Kolkata Centre for Creativity (KCC), in collaboration with the Kolkata Partition Museum (KPM) Trust organized the webinar ‘Remembering the Partition in the shadow of 1947: Artists’ Interpretation of the Great Divide and its aftermath’ on 17th August, 2020 on the occasion of the Partition Remembrance Day. Arna Dirghangi reports on the discussions around the cultural and artistic significance of the Partition and its observation through different artistic lenses.

Continue reading “Artists’ Interpretation of the Great Divide and its aftermath -A Report”

Oxfam “didn’t want white faces to save refugees” in 1971: An Interview with Julian Francis

March 1971. Pakistani army launches “Operation Searchlight” to carry out a genocide of Bengalis from the erstwhile East Pakistan (present Bangladesh), resulting in a liberation war and a mammoth refugee crisis.  An estimated 10 million people from East Pakistan seek refuge in India.

Julian Francis, a 26 year-old employee of Oxfam, UK, was working on a Gandhian village development project in Bihar when the refugee influx started.

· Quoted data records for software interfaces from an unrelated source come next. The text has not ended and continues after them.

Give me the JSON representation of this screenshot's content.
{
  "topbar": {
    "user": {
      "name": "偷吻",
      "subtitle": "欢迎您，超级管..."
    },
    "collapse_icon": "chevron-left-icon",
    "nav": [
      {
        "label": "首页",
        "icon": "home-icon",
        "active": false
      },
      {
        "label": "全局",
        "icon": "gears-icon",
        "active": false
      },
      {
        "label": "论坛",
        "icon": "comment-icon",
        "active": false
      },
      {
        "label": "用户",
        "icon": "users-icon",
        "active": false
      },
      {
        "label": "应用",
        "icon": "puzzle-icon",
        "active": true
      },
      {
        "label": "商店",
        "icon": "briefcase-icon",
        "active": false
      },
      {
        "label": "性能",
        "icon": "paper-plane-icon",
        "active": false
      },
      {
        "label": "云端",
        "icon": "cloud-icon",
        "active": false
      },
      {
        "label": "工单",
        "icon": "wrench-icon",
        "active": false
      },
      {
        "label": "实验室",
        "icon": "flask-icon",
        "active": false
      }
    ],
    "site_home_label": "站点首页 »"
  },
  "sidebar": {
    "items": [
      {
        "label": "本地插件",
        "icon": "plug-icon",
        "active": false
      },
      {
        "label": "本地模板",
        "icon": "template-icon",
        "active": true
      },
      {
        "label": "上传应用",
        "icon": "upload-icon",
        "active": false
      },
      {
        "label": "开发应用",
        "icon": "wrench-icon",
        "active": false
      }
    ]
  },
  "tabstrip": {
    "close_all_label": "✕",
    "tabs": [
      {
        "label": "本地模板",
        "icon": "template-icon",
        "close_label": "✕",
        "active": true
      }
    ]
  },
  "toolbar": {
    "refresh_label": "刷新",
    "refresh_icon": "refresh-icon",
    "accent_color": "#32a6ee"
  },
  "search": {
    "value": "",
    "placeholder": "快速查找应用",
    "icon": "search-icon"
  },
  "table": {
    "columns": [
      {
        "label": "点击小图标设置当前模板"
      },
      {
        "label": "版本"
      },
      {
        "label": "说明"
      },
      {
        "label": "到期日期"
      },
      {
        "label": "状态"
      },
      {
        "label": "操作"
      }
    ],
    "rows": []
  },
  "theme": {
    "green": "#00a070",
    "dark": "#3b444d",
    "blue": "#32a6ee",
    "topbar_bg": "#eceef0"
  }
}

The news of the grim condition of refugees reached his team in Bihar. Soon the then Oxfam’s Field Director for Eastern India and East Pakistan, Raymond Cournoyer, contacted his team and requested their assistance in Kolkata. Francis was given the charge of coordinating relief for refugees. He used to organize and handle the supplies of material. Oxfam worked with 600,000 East Bengali refugees according to his estimates. In an interview with Utsa Sarmin, Francis recalls the refugee crisis of 1971 and Oxfam’s role.

Continue reading “Oxfam “didn’t want white faces to save refugees” in 1971: An Interview with Julian Francis”

Report on the webinar: “Covid 19 and Migrant Labour: Laws, Policies, Practices”

The pandemic Covid-19 in India is not a new issue, but its impacts are still being felt all over the country – by all classes, professions and genders. The central government and state governments have tried to deal with the pandemic by creating new laws and policies – but it is debatable how much of it is yielding positive results and if those laws and policies are being practised in the first place. Apart from the pandemic, there have been developments which have made the political atmosphere of the country tense as there have been arrests and interrogations of activists. Almost every Indian has reflected on the police and their actions at time when majority of the people are at their most vulnerable. The Supreme Court’s role amidst all of this has been also been debated. In such a context, scholar Kalpana Kannabiran and journalist Bharat Bhushan engaged in an important discussion about these questions with K.M. Parivelan moderating the session. Sukanya Bhattacharya reports on the webinar organized on 30th July.

Continue reading “Report on the webinar: “Covid 19 and Migrant Labour: Laws, Policies, Practices””

Create a free website or blog at WordPress.com.

Up ↑